Did the ambiguity of the design lead to enriched experience? I cannot say that it turned something mundane into pure excitement, but definitely more fun to brush your hair and having different sounds as feedback. However, you tend to get annoyed after a while, i.e. the brush coolness and novelness are short-lived.
Conclusion and Final Reflection
After reading the text and finishing the module 4, my perception of ambiguity in design has not changed much – from completely ignoring its existence within the realm of HCI to coming to terms with its use, however in a very limited extent and scope. This can be noticed when you read the examples given by Gaver et al (2003). None of their examples serves to a real purpose other than shocking or/and entertaining people.
I think that there are some circumstances under which ambiguity can be considered positive – usually it involves experimental or artistic designs, toys and games, since they do not have any function other than entertainment and contemplation and in some cases enticement of one’s imagination and thinking process.

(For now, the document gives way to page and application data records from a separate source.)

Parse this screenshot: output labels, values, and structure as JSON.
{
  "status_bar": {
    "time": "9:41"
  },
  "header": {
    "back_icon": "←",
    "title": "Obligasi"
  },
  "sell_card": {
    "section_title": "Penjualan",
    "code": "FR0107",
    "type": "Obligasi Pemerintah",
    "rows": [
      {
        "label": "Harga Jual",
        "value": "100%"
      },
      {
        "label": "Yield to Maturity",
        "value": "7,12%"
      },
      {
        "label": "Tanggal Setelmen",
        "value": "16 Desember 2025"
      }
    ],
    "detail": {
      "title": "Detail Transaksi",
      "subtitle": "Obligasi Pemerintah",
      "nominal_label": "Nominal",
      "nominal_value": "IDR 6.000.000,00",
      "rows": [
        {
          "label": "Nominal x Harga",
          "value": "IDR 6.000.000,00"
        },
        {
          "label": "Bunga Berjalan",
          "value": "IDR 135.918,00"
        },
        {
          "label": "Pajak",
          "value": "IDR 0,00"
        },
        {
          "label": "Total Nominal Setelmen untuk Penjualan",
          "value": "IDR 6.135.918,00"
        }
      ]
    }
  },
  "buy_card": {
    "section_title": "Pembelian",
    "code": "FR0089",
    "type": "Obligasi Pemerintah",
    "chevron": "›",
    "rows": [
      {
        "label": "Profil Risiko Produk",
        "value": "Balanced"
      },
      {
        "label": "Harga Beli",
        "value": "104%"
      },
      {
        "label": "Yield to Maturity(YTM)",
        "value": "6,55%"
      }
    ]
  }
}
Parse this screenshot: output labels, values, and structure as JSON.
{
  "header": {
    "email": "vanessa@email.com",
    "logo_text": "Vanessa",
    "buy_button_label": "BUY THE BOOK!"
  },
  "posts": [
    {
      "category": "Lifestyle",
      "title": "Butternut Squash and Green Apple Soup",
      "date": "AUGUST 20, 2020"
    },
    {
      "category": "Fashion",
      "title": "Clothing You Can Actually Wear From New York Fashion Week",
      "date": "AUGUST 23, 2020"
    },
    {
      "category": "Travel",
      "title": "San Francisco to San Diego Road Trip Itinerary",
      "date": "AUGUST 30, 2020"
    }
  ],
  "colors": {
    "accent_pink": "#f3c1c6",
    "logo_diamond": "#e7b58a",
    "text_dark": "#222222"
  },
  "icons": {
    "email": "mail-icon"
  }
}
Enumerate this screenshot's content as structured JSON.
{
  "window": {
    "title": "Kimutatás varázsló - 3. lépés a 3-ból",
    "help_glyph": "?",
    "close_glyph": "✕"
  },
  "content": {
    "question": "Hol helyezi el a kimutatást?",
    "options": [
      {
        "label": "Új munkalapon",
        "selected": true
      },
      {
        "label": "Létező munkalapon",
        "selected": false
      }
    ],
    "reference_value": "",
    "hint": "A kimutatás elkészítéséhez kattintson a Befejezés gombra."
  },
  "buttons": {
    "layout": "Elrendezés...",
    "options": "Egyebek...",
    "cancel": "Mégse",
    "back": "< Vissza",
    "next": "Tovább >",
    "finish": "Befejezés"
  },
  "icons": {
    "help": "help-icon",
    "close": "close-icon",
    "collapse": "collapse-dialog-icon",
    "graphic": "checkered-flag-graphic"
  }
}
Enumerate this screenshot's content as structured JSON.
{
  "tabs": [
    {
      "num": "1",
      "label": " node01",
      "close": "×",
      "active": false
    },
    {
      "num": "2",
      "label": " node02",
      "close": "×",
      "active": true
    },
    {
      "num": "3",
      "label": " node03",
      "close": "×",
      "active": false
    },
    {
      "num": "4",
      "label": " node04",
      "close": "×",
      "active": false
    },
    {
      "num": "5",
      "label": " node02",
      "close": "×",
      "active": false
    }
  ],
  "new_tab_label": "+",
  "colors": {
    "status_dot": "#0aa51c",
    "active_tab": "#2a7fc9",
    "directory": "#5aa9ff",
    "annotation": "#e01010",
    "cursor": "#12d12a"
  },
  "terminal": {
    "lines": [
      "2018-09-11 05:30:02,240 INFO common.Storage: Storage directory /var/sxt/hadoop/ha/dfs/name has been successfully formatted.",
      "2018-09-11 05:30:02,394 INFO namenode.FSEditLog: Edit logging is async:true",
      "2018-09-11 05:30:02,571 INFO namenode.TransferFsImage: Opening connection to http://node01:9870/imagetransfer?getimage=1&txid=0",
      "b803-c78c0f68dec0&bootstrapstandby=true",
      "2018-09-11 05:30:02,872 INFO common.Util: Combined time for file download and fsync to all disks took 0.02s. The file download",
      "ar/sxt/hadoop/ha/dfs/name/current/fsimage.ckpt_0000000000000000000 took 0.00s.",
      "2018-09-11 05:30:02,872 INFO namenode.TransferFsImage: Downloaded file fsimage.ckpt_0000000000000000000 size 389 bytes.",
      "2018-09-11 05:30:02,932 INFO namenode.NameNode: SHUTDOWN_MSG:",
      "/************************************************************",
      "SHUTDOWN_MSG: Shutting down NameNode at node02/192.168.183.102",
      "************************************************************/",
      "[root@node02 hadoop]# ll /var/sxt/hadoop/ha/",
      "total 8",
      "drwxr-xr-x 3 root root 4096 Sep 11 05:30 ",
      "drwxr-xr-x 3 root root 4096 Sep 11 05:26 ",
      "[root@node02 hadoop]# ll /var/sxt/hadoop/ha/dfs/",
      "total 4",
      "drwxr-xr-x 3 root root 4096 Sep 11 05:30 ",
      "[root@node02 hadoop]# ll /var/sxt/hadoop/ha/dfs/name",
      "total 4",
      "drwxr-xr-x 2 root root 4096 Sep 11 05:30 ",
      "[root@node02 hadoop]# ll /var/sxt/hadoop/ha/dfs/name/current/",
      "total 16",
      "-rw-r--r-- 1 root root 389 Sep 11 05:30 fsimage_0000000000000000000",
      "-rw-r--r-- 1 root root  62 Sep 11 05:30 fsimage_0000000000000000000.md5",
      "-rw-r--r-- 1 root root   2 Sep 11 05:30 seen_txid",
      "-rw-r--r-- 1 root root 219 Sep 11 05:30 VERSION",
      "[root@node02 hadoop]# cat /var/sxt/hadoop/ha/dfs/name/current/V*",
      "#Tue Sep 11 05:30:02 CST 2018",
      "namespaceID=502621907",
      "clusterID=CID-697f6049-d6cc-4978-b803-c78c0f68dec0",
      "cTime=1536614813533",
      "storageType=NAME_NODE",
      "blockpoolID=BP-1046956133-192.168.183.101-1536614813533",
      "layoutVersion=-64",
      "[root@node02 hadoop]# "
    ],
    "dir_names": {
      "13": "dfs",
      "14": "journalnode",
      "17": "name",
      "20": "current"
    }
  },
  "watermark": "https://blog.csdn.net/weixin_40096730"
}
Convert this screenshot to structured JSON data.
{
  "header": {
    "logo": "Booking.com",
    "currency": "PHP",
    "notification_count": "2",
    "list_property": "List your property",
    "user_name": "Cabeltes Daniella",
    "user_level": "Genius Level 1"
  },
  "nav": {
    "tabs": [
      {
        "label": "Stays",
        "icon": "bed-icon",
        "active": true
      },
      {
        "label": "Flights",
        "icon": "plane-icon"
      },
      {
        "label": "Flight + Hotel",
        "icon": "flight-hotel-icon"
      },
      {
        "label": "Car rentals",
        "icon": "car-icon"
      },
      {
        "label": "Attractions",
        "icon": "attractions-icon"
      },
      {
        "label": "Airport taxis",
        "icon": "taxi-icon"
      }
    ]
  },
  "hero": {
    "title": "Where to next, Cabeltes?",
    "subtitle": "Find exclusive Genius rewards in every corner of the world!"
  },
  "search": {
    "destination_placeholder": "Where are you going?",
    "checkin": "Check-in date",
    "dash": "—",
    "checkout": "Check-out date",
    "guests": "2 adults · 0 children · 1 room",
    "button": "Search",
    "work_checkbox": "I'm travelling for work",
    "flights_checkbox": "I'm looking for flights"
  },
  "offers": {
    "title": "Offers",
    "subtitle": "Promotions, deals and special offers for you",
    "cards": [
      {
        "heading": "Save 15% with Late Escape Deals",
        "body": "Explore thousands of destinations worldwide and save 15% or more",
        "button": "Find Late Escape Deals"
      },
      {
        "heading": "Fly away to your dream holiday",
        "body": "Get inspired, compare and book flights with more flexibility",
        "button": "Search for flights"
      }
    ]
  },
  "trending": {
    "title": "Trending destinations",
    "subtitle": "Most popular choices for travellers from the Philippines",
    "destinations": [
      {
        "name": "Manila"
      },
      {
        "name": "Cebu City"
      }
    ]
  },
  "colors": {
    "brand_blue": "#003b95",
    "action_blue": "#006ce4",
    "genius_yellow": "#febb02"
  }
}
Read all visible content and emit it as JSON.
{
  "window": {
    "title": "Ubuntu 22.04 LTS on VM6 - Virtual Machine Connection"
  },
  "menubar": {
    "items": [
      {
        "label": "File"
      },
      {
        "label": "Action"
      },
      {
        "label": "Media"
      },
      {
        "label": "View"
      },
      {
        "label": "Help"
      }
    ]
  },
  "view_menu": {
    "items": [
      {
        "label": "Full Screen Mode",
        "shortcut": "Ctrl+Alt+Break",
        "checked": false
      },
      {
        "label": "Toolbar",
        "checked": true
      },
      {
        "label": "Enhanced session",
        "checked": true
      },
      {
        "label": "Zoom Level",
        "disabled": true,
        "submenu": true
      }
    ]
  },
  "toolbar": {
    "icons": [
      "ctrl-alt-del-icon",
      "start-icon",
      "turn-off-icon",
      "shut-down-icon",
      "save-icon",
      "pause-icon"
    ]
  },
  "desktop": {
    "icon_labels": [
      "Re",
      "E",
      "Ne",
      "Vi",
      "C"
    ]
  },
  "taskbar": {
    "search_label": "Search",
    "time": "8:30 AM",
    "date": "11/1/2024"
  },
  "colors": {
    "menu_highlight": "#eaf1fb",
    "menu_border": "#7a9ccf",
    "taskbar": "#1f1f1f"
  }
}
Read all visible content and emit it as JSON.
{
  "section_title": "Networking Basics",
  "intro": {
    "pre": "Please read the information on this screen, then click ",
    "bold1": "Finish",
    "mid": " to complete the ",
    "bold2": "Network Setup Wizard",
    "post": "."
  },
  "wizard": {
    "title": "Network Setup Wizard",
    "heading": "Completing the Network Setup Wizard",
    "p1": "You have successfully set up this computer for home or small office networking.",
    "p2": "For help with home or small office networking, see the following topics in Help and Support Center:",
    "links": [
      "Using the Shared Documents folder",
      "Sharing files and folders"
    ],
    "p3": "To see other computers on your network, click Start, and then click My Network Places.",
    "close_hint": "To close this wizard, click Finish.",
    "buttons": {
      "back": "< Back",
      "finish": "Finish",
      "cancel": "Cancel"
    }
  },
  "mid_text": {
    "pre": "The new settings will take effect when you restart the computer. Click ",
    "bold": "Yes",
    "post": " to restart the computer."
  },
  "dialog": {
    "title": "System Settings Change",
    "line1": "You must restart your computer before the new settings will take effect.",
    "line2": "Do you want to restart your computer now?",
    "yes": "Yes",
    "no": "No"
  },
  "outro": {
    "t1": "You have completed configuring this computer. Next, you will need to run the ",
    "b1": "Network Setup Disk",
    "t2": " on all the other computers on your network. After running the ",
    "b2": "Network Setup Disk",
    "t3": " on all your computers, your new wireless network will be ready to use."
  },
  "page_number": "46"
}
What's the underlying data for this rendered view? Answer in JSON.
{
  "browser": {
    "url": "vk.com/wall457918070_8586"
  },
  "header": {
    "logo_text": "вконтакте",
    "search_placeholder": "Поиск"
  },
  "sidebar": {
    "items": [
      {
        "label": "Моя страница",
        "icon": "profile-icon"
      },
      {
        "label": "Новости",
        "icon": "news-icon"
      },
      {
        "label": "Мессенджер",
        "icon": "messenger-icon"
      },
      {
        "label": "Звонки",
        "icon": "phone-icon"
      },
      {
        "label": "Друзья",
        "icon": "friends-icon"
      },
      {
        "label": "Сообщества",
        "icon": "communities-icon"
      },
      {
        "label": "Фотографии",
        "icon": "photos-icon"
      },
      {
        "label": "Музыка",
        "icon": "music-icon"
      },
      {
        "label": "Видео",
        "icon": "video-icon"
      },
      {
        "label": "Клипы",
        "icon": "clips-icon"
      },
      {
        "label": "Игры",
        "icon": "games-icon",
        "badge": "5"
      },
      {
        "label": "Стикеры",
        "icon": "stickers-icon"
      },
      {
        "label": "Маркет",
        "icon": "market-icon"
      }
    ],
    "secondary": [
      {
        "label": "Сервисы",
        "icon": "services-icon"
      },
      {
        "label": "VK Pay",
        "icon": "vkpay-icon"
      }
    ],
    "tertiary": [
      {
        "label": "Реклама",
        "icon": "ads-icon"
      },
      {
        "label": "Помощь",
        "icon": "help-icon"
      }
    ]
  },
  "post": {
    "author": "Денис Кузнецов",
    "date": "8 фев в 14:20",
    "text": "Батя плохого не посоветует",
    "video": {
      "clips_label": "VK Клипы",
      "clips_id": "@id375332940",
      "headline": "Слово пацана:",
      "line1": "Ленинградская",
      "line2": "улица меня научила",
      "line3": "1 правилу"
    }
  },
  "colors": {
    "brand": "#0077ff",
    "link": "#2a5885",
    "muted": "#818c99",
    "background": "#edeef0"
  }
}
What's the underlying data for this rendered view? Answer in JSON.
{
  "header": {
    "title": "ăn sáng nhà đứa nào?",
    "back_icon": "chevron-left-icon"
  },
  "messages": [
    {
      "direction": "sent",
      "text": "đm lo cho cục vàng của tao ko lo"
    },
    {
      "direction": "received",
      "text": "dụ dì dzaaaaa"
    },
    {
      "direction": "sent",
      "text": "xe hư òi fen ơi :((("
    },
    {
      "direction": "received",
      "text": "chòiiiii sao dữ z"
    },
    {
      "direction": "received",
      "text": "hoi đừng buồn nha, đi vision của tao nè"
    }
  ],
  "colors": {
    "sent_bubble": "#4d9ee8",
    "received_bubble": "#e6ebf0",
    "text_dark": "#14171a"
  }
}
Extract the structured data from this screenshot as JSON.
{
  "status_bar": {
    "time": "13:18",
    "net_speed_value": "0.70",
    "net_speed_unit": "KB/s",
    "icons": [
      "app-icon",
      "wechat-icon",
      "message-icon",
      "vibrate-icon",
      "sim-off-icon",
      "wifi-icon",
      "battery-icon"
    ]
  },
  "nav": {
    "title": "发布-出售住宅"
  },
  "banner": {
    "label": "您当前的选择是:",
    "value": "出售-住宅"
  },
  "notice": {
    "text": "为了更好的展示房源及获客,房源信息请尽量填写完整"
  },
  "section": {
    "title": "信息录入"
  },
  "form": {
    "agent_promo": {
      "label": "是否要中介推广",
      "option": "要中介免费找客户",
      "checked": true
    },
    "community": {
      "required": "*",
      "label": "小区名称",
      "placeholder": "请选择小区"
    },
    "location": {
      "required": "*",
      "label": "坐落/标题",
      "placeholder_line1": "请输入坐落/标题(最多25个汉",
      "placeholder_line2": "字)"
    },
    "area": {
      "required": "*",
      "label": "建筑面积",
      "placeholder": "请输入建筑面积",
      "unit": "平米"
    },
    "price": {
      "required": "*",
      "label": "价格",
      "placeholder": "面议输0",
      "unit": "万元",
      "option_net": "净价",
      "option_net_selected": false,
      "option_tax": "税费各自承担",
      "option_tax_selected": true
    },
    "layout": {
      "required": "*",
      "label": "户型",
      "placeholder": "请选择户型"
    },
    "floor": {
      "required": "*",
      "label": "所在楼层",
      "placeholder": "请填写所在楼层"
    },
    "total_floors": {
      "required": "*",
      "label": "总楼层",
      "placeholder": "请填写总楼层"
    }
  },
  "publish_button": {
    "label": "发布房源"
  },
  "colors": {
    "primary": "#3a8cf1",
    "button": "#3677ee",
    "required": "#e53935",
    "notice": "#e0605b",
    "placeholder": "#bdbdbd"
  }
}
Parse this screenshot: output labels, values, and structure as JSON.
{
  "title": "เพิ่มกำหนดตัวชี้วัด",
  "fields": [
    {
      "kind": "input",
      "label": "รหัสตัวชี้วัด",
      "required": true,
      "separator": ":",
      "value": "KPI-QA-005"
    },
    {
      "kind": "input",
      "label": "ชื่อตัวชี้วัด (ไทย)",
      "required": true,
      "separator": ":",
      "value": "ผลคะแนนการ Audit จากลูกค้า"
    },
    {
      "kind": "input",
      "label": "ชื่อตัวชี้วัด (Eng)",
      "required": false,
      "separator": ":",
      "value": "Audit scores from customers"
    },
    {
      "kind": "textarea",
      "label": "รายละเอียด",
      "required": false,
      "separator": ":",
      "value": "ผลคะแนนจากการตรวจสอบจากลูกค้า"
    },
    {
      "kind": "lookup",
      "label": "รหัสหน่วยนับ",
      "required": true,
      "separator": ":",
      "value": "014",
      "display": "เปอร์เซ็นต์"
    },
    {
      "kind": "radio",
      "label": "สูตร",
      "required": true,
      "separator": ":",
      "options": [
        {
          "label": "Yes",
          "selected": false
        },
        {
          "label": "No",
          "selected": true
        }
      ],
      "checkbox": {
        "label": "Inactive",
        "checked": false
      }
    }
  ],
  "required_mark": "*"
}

When it comes to interaction design in terms of making our lives easier and facilitating the interaction between people and machine, the use of ambiguity is inappropriate, since it slows down the understanding on how things work. As an example we can take “smart” home appliances, i.e. in the realm of Internet of Things – they are created in order to better serve our needs, by minimizing the time and energy spent on mundane activities, so we can focus on productive, meaningful activities instead.
I might be considered old-fashioned, but my goal as interaction designer is to make our lives easier and help those who need it the most. My focus is on user-driven design with some interesting twist that does not drag down its functionality. And I still think that ambiguity is usually an excuse for bad design. There are, in my humble opinion, better interaction attributes to focus on, such as tightness, since it leads to perceived couplings between action and reaction that are inherent in mechanical products and that electronic products often lack (Wensveen et al., 2004), or in other words, the artifact becomes a natural extension of our bodies.
Cambridge Dictionary. Ambiguity. Available on http://dictionary.cambridge.org/dictionary/english/ambiguity. Last accessed on 4 November, 2016.
Fokkinga, S.F. and Desmet, P.M.A.(2013).’Ten ways to design for disgust, sadness, and other enjoyments: A design approach to enrich product experiences with negative emotions’. International Journal of Design,7(1), 19-36
Gaver, W et al. (2003) Ambiguity as a Resource for Design. Florida: CHI
Larsen, H (2015)Tangible participation – Engaging designs and design engagements in pedagogical praxes [dissertation]. Available on https://lup.lub.lu.se/search/publication/5265731 , p. 54-67. Last accessed on 4th November 2016.
Maeng, S. et al.(2012) ‘Interaction-driven design: A New Approach for Interactive Product Development’. DIS, 2012, June 11-15., Newcastle, UK.
Wensveen, S et al.(2004) ‘Interaction frogger: A design framework to couple action and function through feedback and feedforward’, DIS, 2004 , August, Cambridge, MA. USA.